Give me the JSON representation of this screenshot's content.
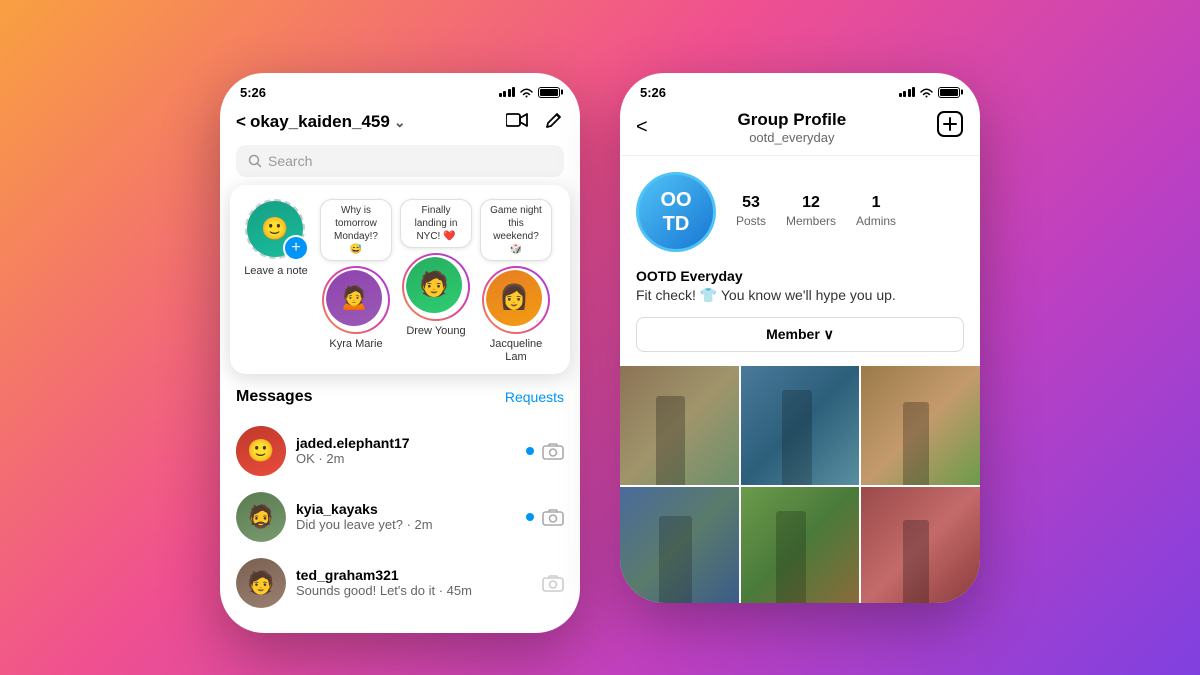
{
  "background": {
    "gradient": "linear-gradient(135deg, #f9a040, #f05090, #c040c0, #8040e0)"
  },
  "phone_left": {
    "status_bar": {
      "time": "5:26"
    },
    "nav": {
      "back_label": "<",
      "title": "okay_kaiden_459",
      "chevron": "∨",
      "video_icon": "□",
      "edit_icon": "✏"
    },
    "search": {
      "placeholder": "Search"
    },
    "stories": [
      {
        "id": "leave-note",
        "name": "Leave a note",
        "type": "add",
        "bubble": null
      },
      {
        "id": "kyra-marie",
        "name": "Kyra Marie",
        "type": "story",
        "bubble": "Why is tomorrow Monday!? 😅"
      },
      {
        "id": "drew-young",
        "name": "Drew Young",
        "type": "story",
        "bubble": "Finally landing in NYC! ❤️",
        "online": false
      },
      {
        "id": "jacqueline-lam",
        "name": "Jacqueline Lam",
        "type": "story",
        "bubble": "Game night this weekend? 🎲",
        "online": true
      }
    ],
    "messages_header": {
      "title": "Messages",
      "requests": "Requests"
    },
    "messages": [
      {
        "username": "jaded.elephant17",
        "preview": "OK · 2m",
        "unread": true,
        "face_color": "face-red"
      },
      {
        "username": "kyia_kayaks",
        "preview": "Did you leave yet? · 2m",
        "unread": true,
        "face_color": "face-blue"
      },
      {
        "username": "ted_graham321",
        "preview": "Sounds good! Let's do it · 45m",
        "unread": false,
        "face_color": "face-orange"
      }
    ]
  },
  "phone_right": {
    "status_bar": {
      "time": "5:26"
    },
    "nav": {
      "back_label": "<",
      "title": "Group Profile",
      "subtitle": "ootd_everyday",
      "add_icon": "⊕"
    },
    "group": {
      "avatar_text": "OO\nTD",
      "stats": [
        {
          "number": "53",
          "label": "Posts"
        },
        {
          "number": "12",
          "label": "Members"
        },
        {
          "number": "1",
          "label": "Admins"
        }
      ],
      "name": "OOTD Everyday",
      "description": "Fit check! 👕\nYou know we'll hype you up.",
      "member_button": "Member ∨"
    },
    "photos": [
      {
        "id": "photo-1",
        "css_class": "photo-1"
      },
      {
        "id": "photo-2",
        "css_class": "photo-2"
      },
      {
        "id": "photo-3",
        "css_class": "photo-3"
      },
      {
        "id": "photo-4",
        "css_class": "photo-4"
      },
      {
        "id": "photo-5",
        "css_class": "photo-5"
      },
      {
        "id": "photo-6",
        "css_class": "photo-6"
      }
    ]
  }
}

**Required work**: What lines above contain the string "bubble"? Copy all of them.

**Solution to this exercise**:
        "bubble": null
        "bubble": "Why is tomorrow Monday!? 😅"
        "bubble": "Finally landing in NYC! ❤️",
        "bubble": "Game night this weekend? 🎲",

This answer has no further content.